_Record set:_
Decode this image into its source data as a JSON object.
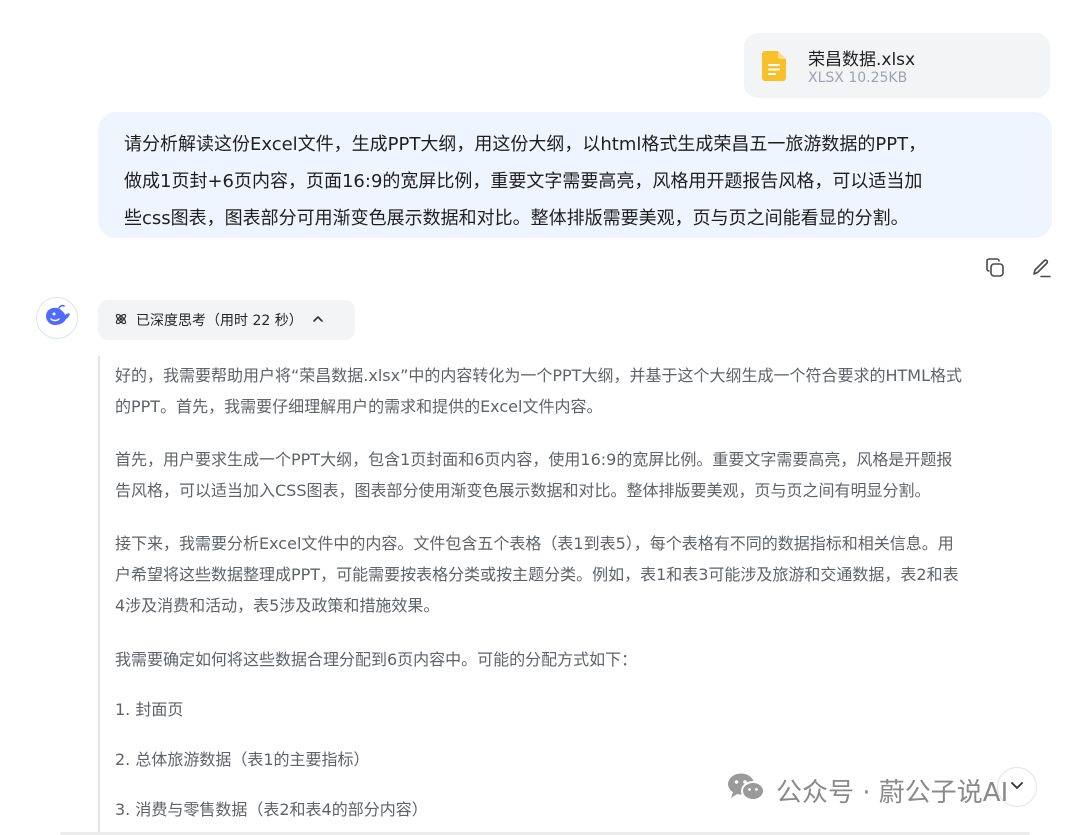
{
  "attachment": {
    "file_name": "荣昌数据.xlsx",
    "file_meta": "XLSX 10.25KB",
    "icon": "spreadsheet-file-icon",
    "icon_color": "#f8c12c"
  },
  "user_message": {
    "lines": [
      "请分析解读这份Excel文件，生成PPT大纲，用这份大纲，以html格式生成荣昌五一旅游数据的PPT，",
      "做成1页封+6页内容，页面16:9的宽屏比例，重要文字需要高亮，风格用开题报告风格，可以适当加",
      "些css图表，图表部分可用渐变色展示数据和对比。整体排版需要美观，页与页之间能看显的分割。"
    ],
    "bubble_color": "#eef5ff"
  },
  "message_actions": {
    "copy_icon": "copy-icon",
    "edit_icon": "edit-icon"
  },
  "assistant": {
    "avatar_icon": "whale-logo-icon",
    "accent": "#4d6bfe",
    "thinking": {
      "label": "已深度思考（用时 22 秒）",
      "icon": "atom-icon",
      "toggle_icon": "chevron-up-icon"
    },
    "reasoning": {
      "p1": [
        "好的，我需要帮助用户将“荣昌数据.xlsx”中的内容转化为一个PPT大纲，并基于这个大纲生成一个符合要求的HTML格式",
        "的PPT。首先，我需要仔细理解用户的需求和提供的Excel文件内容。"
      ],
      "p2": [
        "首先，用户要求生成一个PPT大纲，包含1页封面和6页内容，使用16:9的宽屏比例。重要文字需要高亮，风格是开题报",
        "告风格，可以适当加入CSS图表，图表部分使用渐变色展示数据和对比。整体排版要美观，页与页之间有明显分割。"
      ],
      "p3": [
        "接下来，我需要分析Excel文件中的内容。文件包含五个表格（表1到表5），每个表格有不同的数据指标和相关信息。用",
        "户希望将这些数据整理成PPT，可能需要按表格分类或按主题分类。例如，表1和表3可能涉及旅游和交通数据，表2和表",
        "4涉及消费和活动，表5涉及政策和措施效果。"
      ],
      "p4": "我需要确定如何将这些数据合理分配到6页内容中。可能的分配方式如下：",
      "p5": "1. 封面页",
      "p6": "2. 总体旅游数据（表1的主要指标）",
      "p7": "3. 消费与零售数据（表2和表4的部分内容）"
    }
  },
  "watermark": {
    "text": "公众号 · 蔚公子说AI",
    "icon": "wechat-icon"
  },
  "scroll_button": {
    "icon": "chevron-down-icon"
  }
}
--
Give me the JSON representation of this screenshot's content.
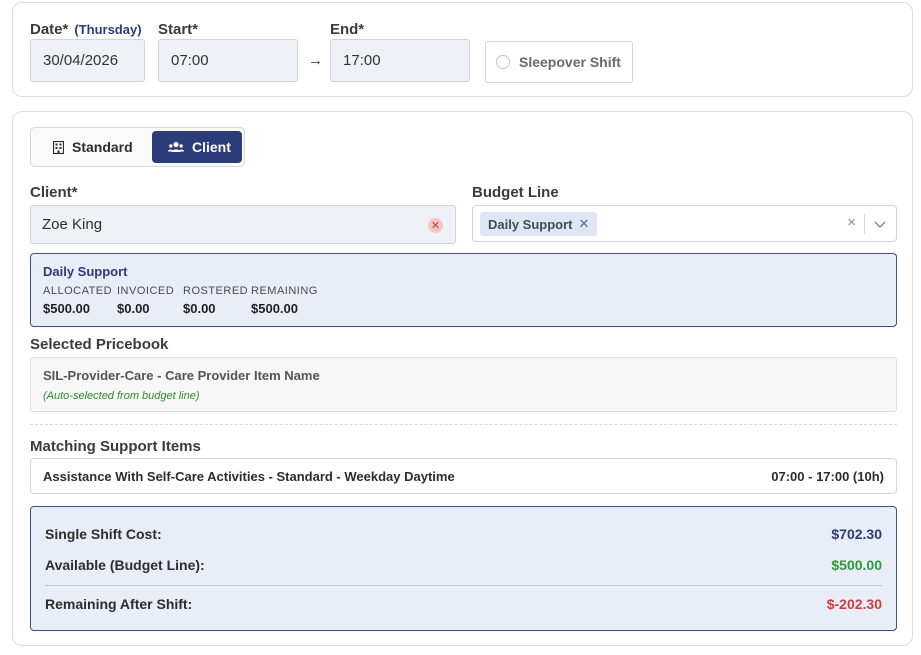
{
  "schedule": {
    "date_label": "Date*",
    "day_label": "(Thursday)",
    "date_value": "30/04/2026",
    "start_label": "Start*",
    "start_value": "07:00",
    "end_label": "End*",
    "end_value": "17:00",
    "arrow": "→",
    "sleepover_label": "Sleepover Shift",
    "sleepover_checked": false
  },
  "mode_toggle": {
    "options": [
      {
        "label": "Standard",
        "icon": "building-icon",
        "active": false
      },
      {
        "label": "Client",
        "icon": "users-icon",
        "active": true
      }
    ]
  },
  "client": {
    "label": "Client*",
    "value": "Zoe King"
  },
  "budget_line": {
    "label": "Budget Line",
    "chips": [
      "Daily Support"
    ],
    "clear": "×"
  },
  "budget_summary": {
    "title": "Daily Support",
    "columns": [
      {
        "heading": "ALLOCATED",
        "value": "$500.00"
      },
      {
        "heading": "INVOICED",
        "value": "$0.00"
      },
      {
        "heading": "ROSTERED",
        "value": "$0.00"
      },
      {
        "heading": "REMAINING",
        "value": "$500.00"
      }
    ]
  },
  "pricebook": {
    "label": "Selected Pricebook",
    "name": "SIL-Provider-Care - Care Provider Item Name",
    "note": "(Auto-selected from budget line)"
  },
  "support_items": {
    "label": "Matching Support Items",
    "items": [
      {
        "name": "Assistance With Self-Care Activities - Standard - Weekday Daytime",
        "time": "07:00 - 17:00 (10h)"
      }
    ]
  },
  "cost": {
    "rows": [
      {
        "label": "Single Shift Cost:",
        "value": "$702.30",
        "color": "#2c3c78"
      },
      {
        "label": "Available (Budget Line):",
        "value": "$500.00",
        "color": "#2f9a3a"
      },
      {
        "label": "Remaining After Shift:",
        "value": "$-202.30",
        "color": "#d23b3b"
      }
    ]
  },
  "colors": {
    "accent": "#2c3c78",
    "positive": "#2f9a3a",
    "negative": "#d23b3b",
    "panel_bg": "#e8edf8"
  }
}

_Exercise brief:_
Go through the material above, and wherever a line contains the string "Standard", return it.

_Problem solution:_
        "label": "Standard",
        "name": "Assistance With Self-Care Activities - Standard - Weekday Daytime",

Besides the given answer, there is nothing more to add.